Segment Start: RECORDED DATA
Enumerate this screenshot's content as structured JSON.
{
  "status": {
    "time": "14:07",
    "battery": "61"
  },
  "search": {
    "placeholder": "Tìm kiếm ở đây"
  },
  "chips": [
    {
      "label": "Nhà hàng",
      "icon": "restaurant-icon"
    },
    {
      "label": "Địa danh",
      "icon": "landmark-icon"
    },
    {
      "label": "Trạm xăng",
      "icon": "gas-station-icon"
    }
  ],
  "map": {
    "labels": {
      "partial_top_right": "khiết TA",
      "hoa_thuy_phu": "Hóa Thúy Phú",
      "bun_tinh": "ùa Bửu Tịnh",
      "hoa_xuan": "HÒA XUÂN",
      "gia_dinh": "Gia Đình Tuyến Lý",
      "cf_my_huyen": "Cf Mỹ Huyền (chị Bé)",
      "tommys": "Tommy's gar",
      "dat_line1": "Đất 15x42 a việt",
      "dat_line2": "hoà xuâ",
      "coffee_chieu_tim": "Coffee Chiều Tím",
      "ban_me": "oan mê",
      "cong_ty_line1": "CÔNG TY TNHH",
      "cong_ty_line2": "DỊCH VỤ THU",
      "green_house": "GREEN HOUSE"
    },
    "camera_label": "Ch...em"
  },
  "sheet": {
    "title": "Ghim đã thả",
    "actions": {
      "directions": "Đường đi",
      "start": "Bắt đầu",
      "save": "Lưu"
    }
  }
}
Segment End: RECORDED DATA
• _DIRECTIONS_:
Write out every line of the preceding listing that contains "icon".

• _EXERCISE RESULT_:
      "icon": "restaurant-icon"
      "icon": "landmark-icon"
      "icon": "gas-station-icon"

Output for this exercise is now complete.